Give the listing again exactly, skipping any pictures it holds.

* * * * * * * * *

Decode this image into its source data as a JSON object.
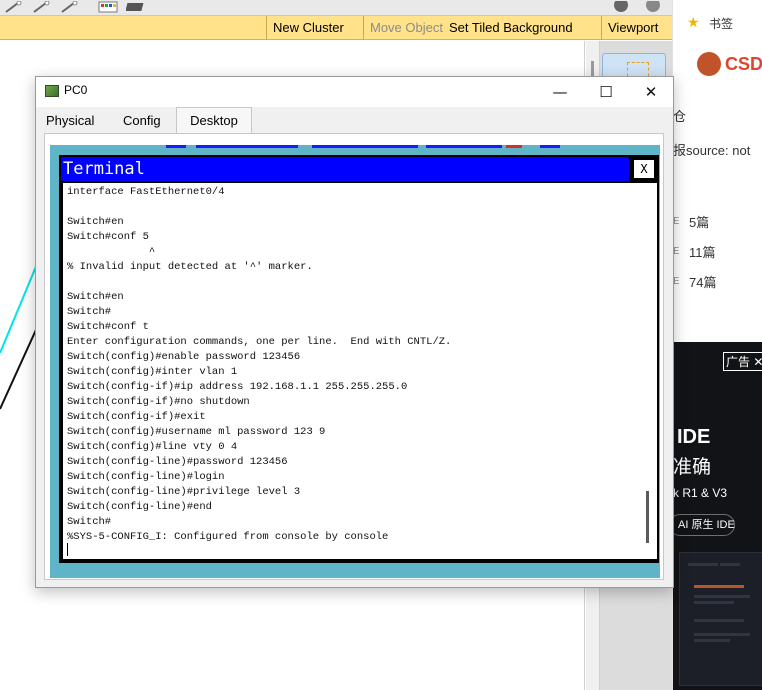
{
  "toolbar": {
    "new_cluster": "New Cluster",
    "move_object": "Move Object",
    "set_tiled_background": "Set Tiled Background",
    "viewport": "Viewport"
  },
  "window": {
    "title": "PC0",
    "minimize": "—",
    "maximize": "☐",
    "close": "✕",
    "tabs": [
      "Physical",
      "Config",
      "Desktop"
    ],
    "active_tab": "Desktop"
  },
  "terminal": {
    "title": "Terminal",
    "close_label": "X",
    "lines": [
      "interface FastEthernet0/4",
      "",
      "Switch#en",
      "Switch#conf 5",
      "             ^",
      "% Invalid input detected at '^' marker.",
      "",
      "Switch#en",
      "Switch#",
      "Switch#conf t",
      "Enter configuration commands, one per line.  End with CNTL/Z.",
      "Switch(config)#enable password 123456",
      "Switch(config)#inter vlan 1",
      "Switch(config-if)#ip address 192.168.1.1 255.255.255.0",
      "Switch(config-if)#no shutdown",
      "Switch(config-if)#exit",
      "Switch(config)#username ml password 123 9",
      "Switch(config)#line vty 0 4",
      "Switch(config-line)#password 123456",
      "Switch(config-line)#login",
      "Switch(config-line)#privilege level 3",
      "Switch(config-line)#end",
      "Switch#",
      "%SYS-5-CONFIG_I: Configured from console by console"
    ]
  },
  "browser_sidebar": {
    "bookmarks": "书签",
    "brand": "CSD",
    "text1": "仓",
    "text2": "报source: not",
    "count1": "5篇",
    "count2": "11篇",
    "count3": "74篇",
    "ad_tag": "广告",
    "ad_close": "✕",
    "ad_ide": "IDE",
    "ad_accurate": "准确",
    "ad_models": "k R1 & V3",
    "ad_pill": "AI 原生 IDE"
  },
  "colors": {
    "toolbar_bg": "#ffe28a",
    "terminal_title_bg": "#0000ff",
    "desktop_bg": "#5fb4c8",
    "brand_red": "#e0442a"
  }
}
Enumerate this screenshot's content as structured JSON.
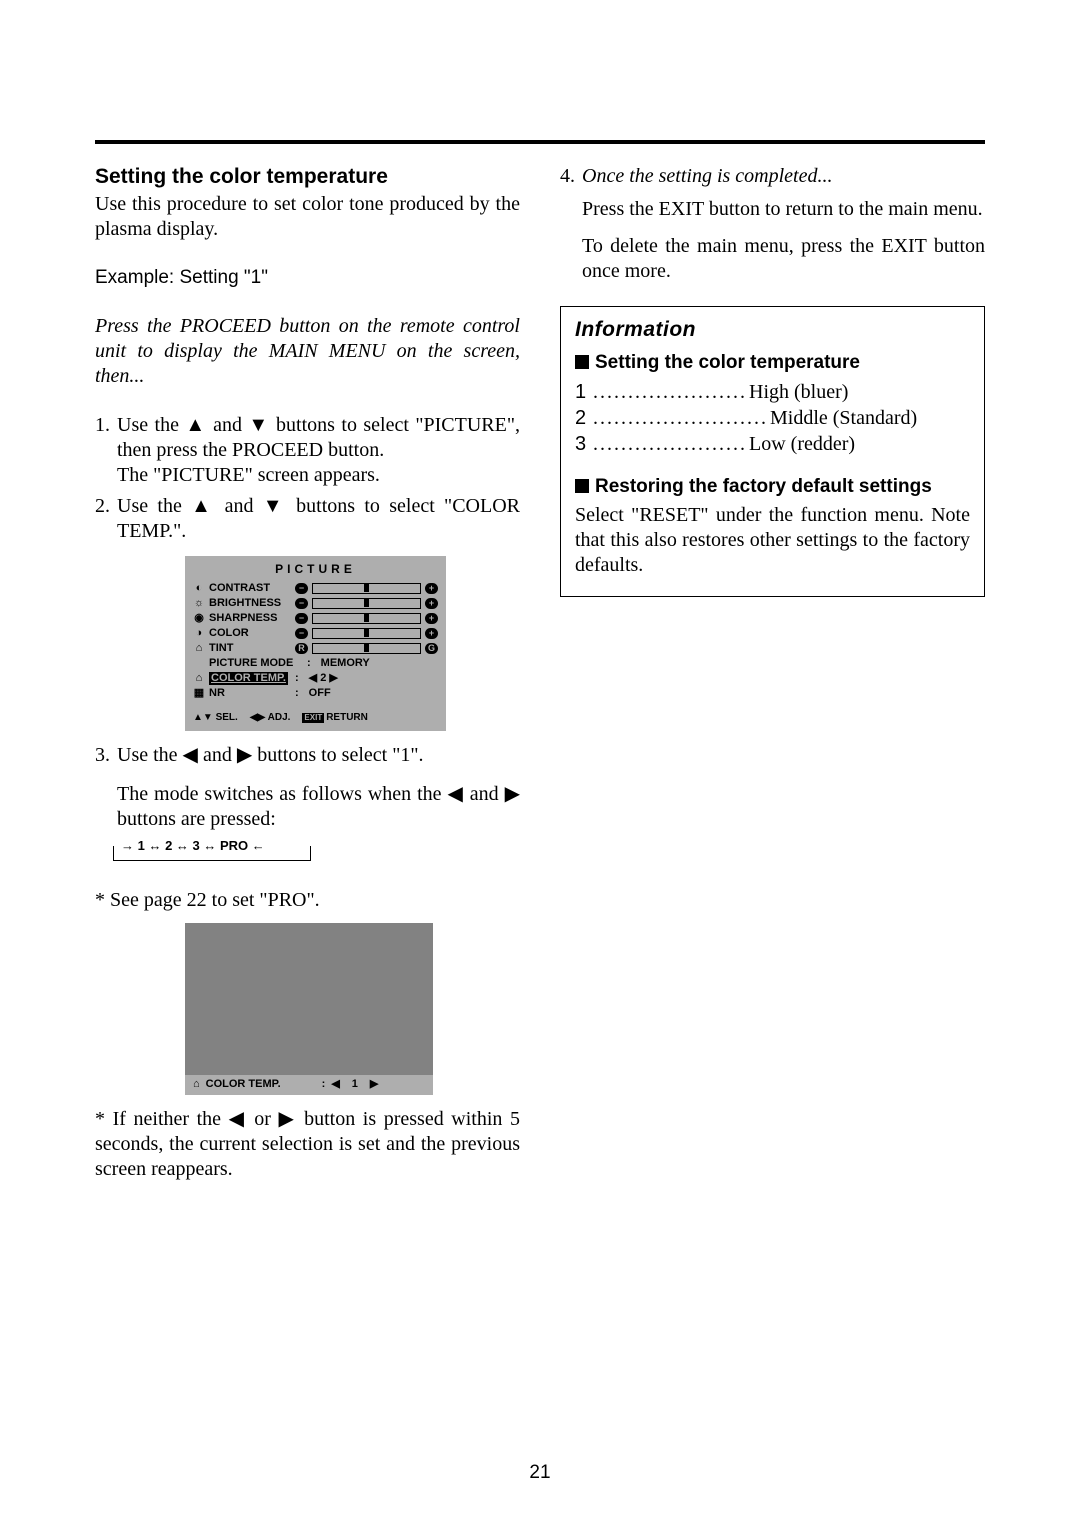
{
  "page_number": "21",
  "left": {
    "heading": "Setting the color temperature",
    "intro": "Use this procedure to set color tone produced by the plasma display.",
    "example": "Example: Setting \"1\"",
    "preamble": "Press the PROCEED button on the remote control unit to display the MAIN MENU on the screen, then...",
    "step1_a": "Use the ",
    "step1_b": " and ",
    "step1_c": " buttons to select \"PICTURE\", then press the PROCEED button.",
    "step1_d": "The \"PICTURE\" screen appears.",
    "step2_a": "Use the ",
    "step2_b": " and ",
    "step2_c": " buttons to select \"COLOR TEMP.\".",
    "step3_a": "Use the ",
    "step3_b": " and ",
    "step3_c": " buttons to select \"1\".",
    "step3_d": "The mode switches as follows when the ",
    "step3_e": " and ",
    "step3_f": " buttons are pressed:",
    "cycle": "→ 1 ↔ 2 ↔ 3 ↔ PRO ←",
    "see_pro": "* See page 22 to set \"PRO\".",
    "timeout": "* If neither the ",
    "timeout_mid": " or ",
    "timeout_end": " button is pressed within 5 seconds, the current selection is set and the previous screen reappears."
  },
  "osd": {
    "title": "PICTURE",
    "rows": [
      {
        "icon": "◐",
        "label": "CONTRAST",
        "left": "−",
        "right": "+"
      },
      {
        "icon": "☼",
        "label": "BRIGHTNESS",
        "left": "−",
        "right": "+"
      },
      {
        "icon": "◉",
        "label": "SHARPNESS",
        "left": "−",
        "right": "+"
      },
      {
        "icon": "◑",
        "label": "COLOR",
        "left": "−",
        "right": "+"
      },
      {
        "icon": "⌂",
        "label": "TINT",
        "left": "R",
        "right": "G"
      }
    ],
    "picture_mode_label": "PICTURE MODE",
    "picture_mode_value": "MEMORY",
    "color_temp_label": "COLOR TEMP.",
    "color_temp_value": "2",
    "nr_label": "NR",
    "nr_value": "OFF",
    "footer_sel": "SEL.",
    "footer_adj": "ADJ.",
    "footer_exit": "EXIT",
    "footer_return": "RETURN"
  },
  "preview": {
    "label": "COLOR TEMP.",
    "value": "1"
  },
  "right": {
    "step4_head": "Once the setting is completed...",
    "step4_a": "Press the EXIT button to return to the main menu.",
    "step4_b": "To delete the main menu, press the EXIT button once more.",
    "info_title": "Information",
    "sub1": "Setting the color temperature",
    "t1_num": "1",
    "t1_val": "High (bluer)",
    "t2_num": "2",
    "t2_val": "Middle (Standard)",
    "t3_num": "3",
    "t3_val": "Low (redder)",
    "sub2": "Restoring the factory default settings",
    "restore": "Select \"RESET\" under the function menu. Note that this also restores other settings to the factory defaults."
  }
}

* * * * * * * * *

:: Answer ::
Decode this image into its source data as a JSON object.
{
  "toolbar": {
    "new_cluster": "New Cluster",
    "move_object": "Move Object",
    "set_tiled_background": "Set Tiled Background",
    "viewport": "Viewport"
  },
  "window": {
    "title": "PC0",
    "minimize": "—",
    "maximize": "☐",
    "close": "✕",
    "tabs": [
      "Physical",
      "Config",
      "Desktop"
    ],
    "active_tab": "Desktop"
  },
  "terminal": {
    "title": "Terminal",
    "close_label": "X",
    "lines": [
      "interface FastEthernet0/4",
      "",
      "Switch#en",
      "Switch#conf 5",
      "             ^",
      "% Invalid input detected at '^' marker.",
      "",
      "Switch#en",
      "Switch#",
      "Switch#conf t",
      "Enter configuration commands, one per line.  End with CNTL/Z.",
      "Switch(config)#enable password 123456",
      "Switch(config)#inter vlan 1",
      "Switch(config-if)#ip address 192.168.1.1 255.255.255.0",
      "Switch(config-if)#no shutdown",
      "Switch(config-if)#exit",
      "Switch(config)#username ml password 123 9",
      "Switch(config)#line vty 0 4",
      "Switch(config-line)#password 123456",
      "Switch(config-line)#login",
      "Switch(config-line)#privilege level 3",
      "Switch(config-line)#end",
      "Switch#",
      "%SYS-5-CONFIG_I: Configured from console by console"
    ]
  },
  "browser_sidebar": {
    "bookmarks": "书签",
    "brand": "CSD",
    "text1": "仓",
    "text2": "报source: not",
    "count1": "5篇",
    "count2": "11篇",
    "count3": "74篇",
    "ad_tag": "广告",
    "ad_close": "✕",
    "ad_ide": "IDE",
    "ad_accurate": "准确",
    "ad_models": "k R1 & V3",
    "ad_pill": "AI 原生 IDE"
  },
  "colors": {
    "toolbar_bg": "#ffe28a",
    "terminal_title_bg": "#0000ff",
    "desktop_bg": "#5fb4c8",
    "brand_red": "#e0442a"
  }
}
Enumerate this screenshot's content as structured JSON.
{
  "page_number": "21",
  "left": {
    "heading": "Setting the color temperature",
    "intro": "Use this procedure to set color tone produced by the plasma display.",
    "example": "Example: Setting \"1\"",
    "preamble": "Press the PROCEED button on the remote control unit to display the MAIN MENU on the screen, then...",
    "step1_a": "Use the ",
    "step1_b": " and ",
    "step1_c": " buttons to select \"PICTURE\", then press the PROCEED button.",
    "step1_d": "The \"PICTURE\" screen appears.",
    "step2_a": "Use the ",
    "step2_b": " and ",
    "step2_c": " buttons to select \"COLOR TEMP.\".",
    "step3_a": "Use the ",
    "step3_b": " and ",
    "step3_c": " buttons to select \"1\".",
    "step3_d": "The mode switches as follows when the ",
    "step3_e": " and ",
    "step3_f": " buttons are pressed:",
    "cycle": "→ 1 ↔ 2 ↔ 3 ↔ PRO ←",
    "see_pro": "* See page 22 to set \"PRO\".",
    "timeout": "* If neither the ",
    "timeout_mid": " or ",
    "timeout_end": " button is pressed within 5 seconds, the current selection is set and the previous screen reappears."
  },
  "osd": {
    "title": "PICTURE",
    "rows": [
      {
        "icon": "◐",
        "label": "CONTRAST",
        "left": "−",
        "right": "+"
      },
      {
        "icon": "☼",
        "label": "BRIGHTNESS",
        "left": "−",
        "right": "+"
      },
      {
        "icon": "◉",
        "label": "SHARPNESS",
        "left": "−",
        "right": "+"
      },
      {
        "icon": "◑",
        "label": "COLOR",
        "left": "−",
        "right": "+"
      },
      {
        "icon": "⌂",
        "label": "TINT",
        "left": "R",
        "right": "G"
      }
    ],
    "picture_mode_label": "PICTURE MODE",
    "picture_mode_value": "MEMORY",
    "color_temp_label": "COLOR TEMP.",
    "color_temp_value": "2",
    "nr_label": "NR",
    "nr_value": "OFF",
    "footer_sel": "SEL.",
    "footer_adj": "ADJ.",
    "footer_exit": "EXIT",
    "footer_return": "RETURN"
  },
  "preview": {
    "label": "COLOR TEMP.",
    "value": "1"
  },
  "right": {
    "step4_head": "Once the setting is completed...",
    "step4_a": "Press the EXIT button to return to the main menu.",
    "step4_b": "To delete the main menu, press the EXIT button once more.",
    "info_title": "Information",
    "sub1": "Setting the color temperature",
    "t1_num": "1",
    "t1_val": "High (bluer)",
    "t2_num": "2",
    "t2_val": "Middle (Standard)",
    "t3_num": "3",
    "t3_val": "Low (redder)",
    "sub2": "Restoring the factory default settings",
    "restore": "Select \"RESET\" under the function menu. Note that this also restores other settings to the factory defaults."
  }
}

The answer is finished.